SUPPLIED DATA below:

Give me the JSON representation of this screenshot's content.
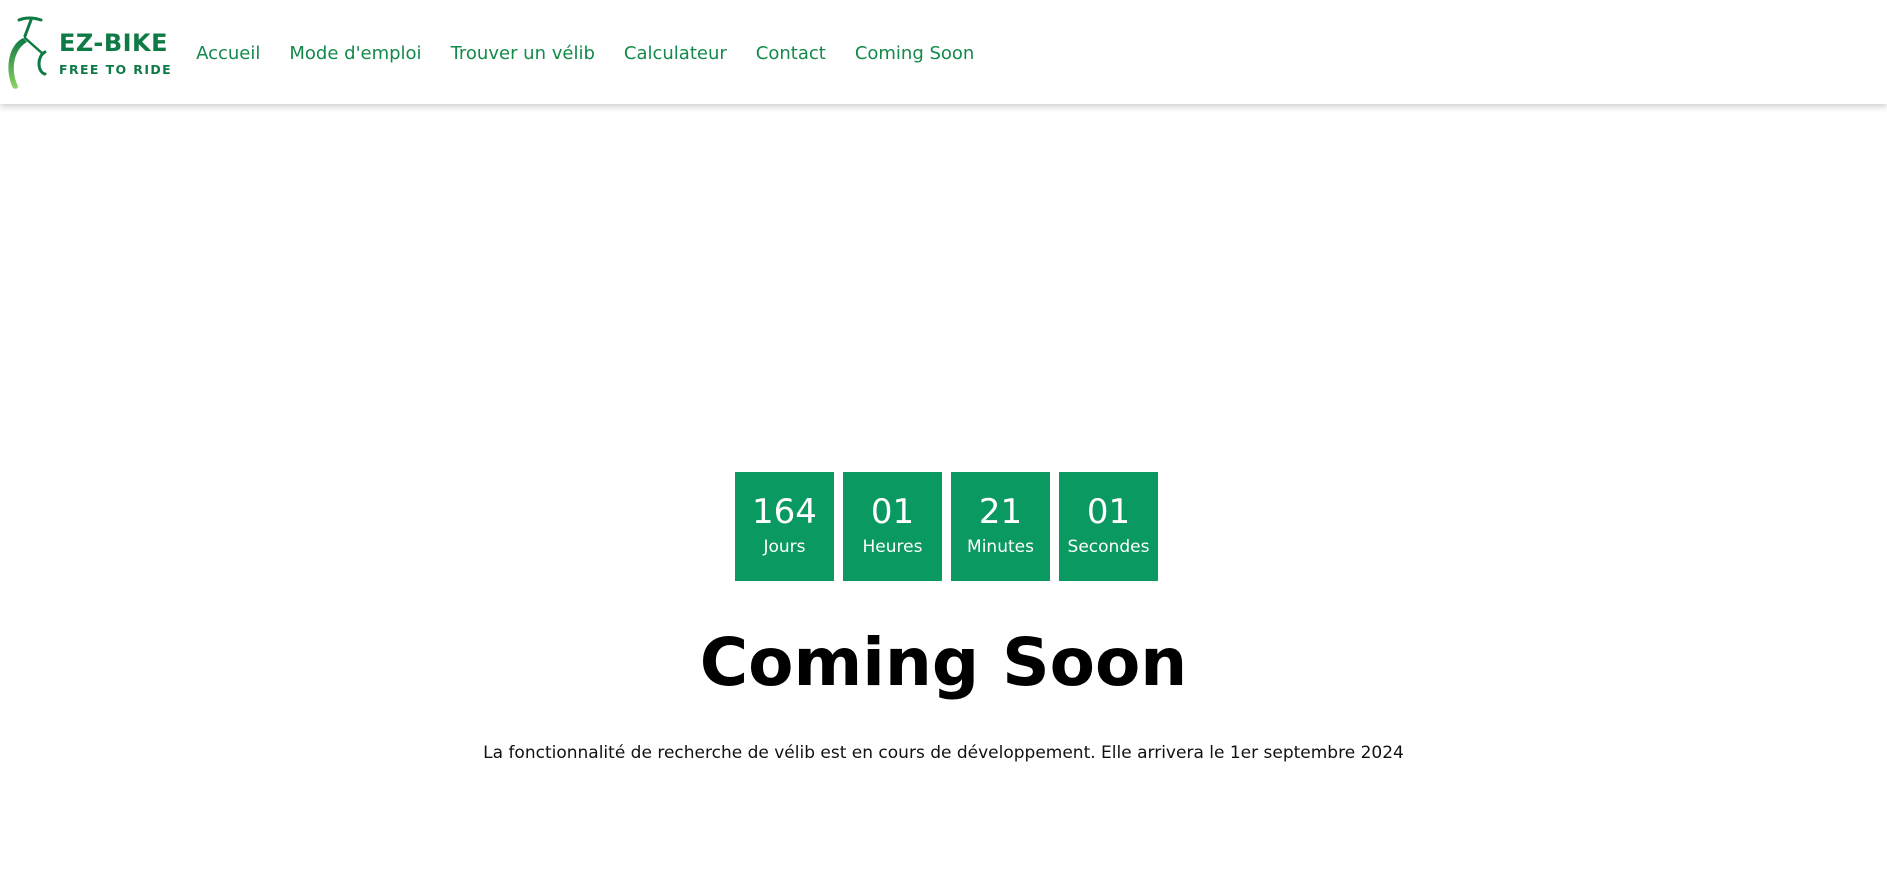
{
  "brand": {
    "title": "EZ-BIKE",
    "tagline": "FREE TO RIDE",
    "logo_icon": "bicycle-icon",
    "color": "#0e7a45",
    "accent_light": "#8dd35f"
  },
  "nav": {
    "items": [
      {
        "label": "Accueil"
      },
      {
        "label": "Mode d'emploi"
      },
      {
        "label": "Trouver un vélib"
      },
      {
        "label": "Calculateur"
      },
      {
        "label": "Contact"
      },
      {
        "label": "Coming Soon"
      }
    ],
    "color": "#128a4a"
  },
  "countdown": {
    "box_color": "#0a9960",
    "units": [
      {
        "value": "164",
        "label": "Jours"
      },
      {
        "value": "01",
        "label": "Heures"
      },
      {
        "value": "21",
        "label": "Minutes"
      },
      {
        "value": "01",
        "label": "Secondes"
      }
    ]
  },
  "main": {
    "heading": "Coming Soon",
    "description": "La fonctionnalité de recherche de vélib est en cours de développement. Elle arrivera le 1er septembre 2024"
  }
}
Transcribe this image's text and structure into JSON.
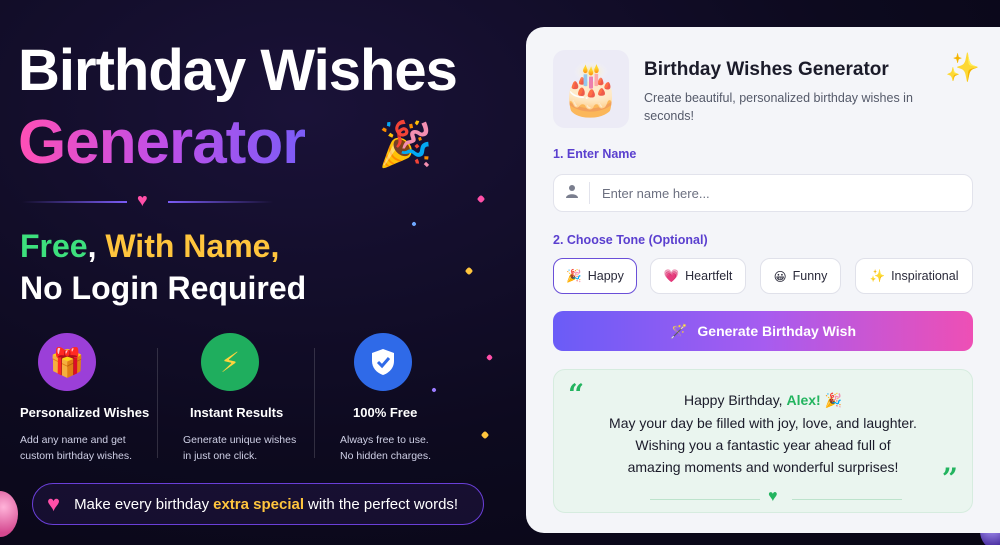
{
  "hero": {
    "title_line1": "Birthday Wishes",
    "title_line2": "Generator",
    "tagline_free": "Free",
    "tagline_sep": ", ",
    "tagline_with_name": "With Name,",
    "tagline_line2": "No Login Required"
  },
  "features": [
    {
      "icon": "gift-icon",
      "title": "Personalized Wishes",
      "line1": "Add any name and get",
      "line2": "custom birthday wishes.",
      "color": "#9b3fd8"
    },
    {
      "icon": "lightning-icon",
      "title": "Instant Results",
      "line1": "Generate unique wishes",
      "line2": "in just one click.",
      "color": "#1fae5e"
    },
    {
      "icon": "shield-check-icon",
      "title": "100% Free",
      "line1": "Always free to use.",
      "line2": "No hidden charges.",
      "color": "#2f6ae8"
    }
  ],
  "banner": {
    "before": "Make every birthday",
    "highlight": "extra special",
    "after": "with the perfect words!"
  },
  "card": {
    "title": "Birthday Wishes Generator",
    "subtitle": "Create beautiful, personalized birthday wishes in seconds!",
    "step1_label": "1. Enter Name",
    "name_placeholder": "Enter name here...",
    "step2_label": "2. Choose Tone (Optional)",
    "tones": [
      {
        "emoji": "🎉",
        "label": "Happy",
        "active": true
      },
      {
        "emoji": "💗",
        "label": "Heartfelt",
        "active": false
      },
      {
        "emoji": "😀",
        "label": "Funny",
        "active": false
      },
      {
        "emoji": "✨",
        "label": "Inspirational",
        "active": false
      }
    ],
    "generate_button": "Generate Birthday Wish"
  },
  "result": {
    "greeting": "Happy Birthday,",
    "name": "Alex!",
    "line2": "May your day be filled with joy, love, and laughter.",
    "line3": "Wishing you a fantastic year ahead full of",
    "line4": "amazing moments and wonderful surprises!"
  },
  "colors": {
    "accent_purple": "#6a4fd8",
    "pink": "#ff4fa8",
    "green": "#23b45f",
    "yellow": "#ffc53d"
  }
}
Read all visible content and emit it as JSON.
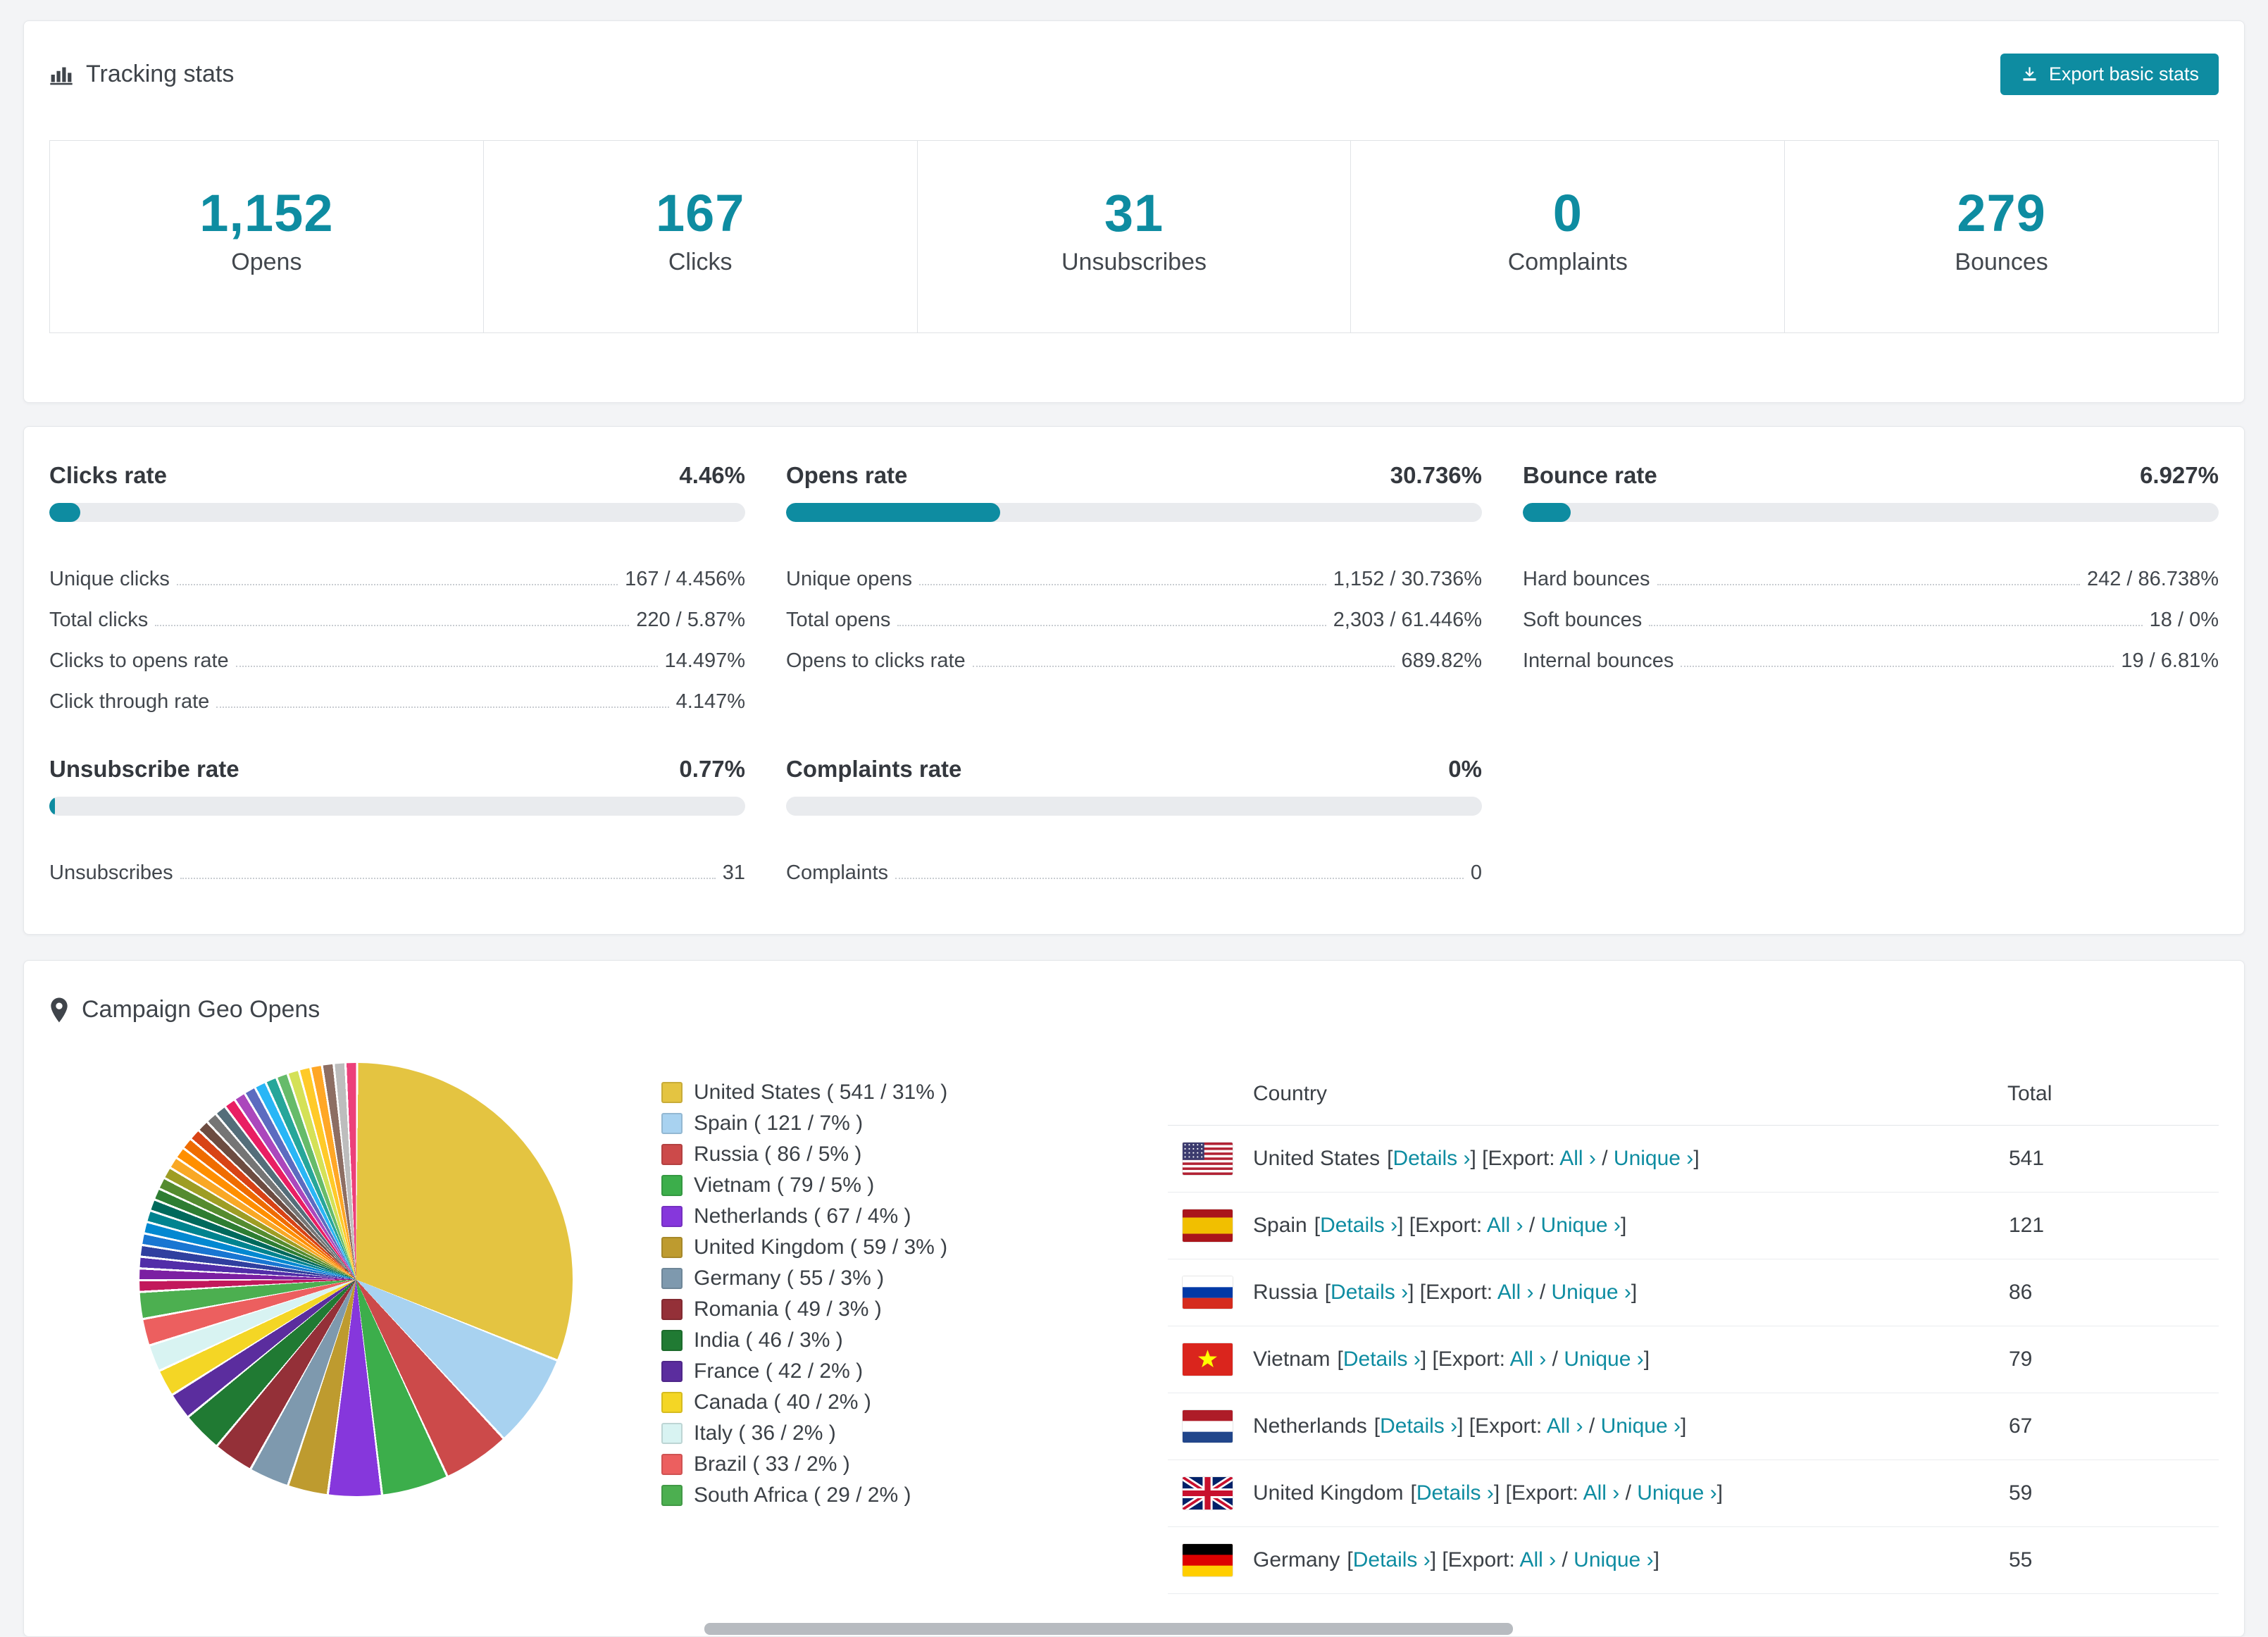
{
  "colors": {
    "accent": "#0e8ca1",
    "link": "#0e8ca1"
  },
  "header": {
    "title": "Tracking stats",
    "export_button": "Export basic stats"
  },
  "stats": [
    {
      "value": "1,152",
      "label": "Opens"
    },
    {
      "value": "167",
      "label": "Clicks"
    },
    {
      "value": "31",
      "label": "Unsubscribes"
    },
    {
      "value": "0",
      "label": "Complaints"
    },
    {
      "value": "279",
      "label": "Bounces"
    }
  ],
  "rates": {
    "clicks": {
      "title": "Clicks rate",
      "value": "4.46%",
      "percent": 4.46,
      "rows": [
        {
          "label": "Unique clicks",
          "value": "167 / 4.456%"
        },
        {
          "label": "Total clicks",
          "value": "220 / 5.87%"
        },
        {
          "label": "Clicks to opens rate",
          "value": "14.497%"
        },
        {
          "label": "Click through rate",
          "value": "4.147%"
        }
      ]
    },
    "opens": {
      "title": "Opens rate",
      "value": "30.736%",
      "percent": 30.736,
      "rows": [
        {
          "label": "Unique opens",
          "value": "1,152 / 30.736%"
        },
        {
          "label": "Total opens",
          "value": "2,303 / 61.446%"
        },
        {
          "label": "Opens to clicks rate",
          "value": "689.82%"
        }
      ]
    },
    "bounce": {
      "title": "Bounce rate",
      "value": "6.927%",
      "percent": 6.927,
      "rows": [
        {
          "label": "Hard bounces",
          "value": "242 / 86.738%"
        },
        {
          "label": "Soft bounces",
          "value": "18 / 0%"
        },
        {
          "label": "Internal bounces",
          "value": "19 / 6.81%"
        }
      ]
    },
    "unsubscribe": {
      "title": "Unsubscribe rate",
      "value": "0.77%",
      "percent": 0.77,
      "rows": [
        {
          "label": "Unsubscribes",
          "value": "31"
        }
      ]
    },
    "complaints": {
      "title": "Complaints rate",
      "value": "0%",
      "percent": 0,
      "rows": [
        {
          "label": "Complaints",
          "value": "0"
        }
      ]
    }
  },
  "geo": {
    "title": "Campaign Geo Opens",
    "table": {
      "headers": [
        "Country",
        "Total"
      ],
      "details_link": "Details ›",
      "export_label": "Export:",
      "all_link": "All ›",
      "unique_link": "Unique ›",
      "bracket_open": "[",
      "bracket_close": "]",
      "separator": "/",
      "rows": [
        {
          "country": "United States",
          "flag": "us",
          "total": "541"
        },
        {
          "country": "Spain",
          "flag": "es",
          "total": "121"
        },
        {
          "country": "Russia",
          "flag": "ru",
          "total": "86"
        },
        {
          "country": "Vietnam",
          "flag": "vn",
          "total": "79"
        },
        {
          "country": "Netherlands",
          "flag": "nl",
          "total": "67"
        },
        {
          "country": "United Kingdom",
          "flag": "gb",
          "total": "59"
        },
        {
          "country": "Germany",
          "flag": "de",
          "total": "55"
        }
      ]
    }
  },
  "chart_data": {
    "type": "pie",
    "title": "Campaign Geo Opens",
    "legend_position": "right",
    "slices": [
      {
        "label": "United States",
        "value": 541,
        "percent": 31,
        "color": "#E4C441"
      },
      {
        "label": "Spain",
        "value": 121,
        "percent": 7,
        "color": "#A8D2F0"
      },
      {
        "label": "Russia",
        "value": 86,
        "percent": 5,
        "color": "#CC4A4A"
      },
      {
        "label": "Vietnam",
        "value": 79,
        "percent": 5,
        "color": "#3CAE4B"
      },
      {
        "label": "Netherlands",
        "value": 67,
        "percent": 4,
        "color": "#8637DC"
      },
      {
        "label": "United Kingdom",
        "value": 59,
        "percent": 3,
        "color": "#BE9B2F"
      },
      {
        "label": "Germany",
        "value": 55,
        "percent": 3,
        "color": "#7E99AE"
      },
      {
        "label": "Romania",
        "value": 49,
        "percent": 3,
        "color": "#943038"
      },
      {
        "label": "India",
        "value": 46,
        "percent": 3,
        "color": "#207A33"
      },
      {
        "label": "France",
        "value": 42,
        "percent": 2,
        "color": "#5B2D9E"
      },
      {
        "label": "Canada",
        "value": 40,
        "percent": 2,
        "color": "#F4D625"
      },
      {
        "label": "Italy",
        "value": 36,
        "percent": 2,
        "color": "#D8F3F2"
      },
      {
        "label": "Brazil",
        "value": 33,
        "percent": 2,
        "color": "#EC5F5F"
      },
      {
        "label": "South Africa",
        "value": 29,
        "percent": 2,
        "color": "#4CAF50"
      }
    ],
    "others": {
      "percent_total": 26,
      "colors": [
        "#C2185B",
        "#7B1FA2",
        "#512DA8",
        "#303F9F",
        "#1976D2",
        "#0288D1",
        "#00838F",
        "#00695C",
        "#2E7D32",
        "#558B2F",
        "#9E9D24",
        "#F9A825",
        "#FF8F00",
        "#EF6C00",
        "#D84315",
        "#6D4C41",
        "#757575",
        "#546E7A",
        "#E91E63",
        "#AB47BC",
        "#5C6BC0",
        "#29B6F6",
        "#26A69A",
        "#66BB6A",
        "#D4E157",
        "#FFCA28",
        "#FFA726",
        "#8D6E63",
        "#BDBDBD",
        "#EC407A"
      ]
    }
  }
}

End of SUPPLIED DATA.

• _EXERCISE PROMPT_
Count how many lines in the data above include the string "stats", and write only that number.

• _ANSWER FOR THIS EXERCISE_
3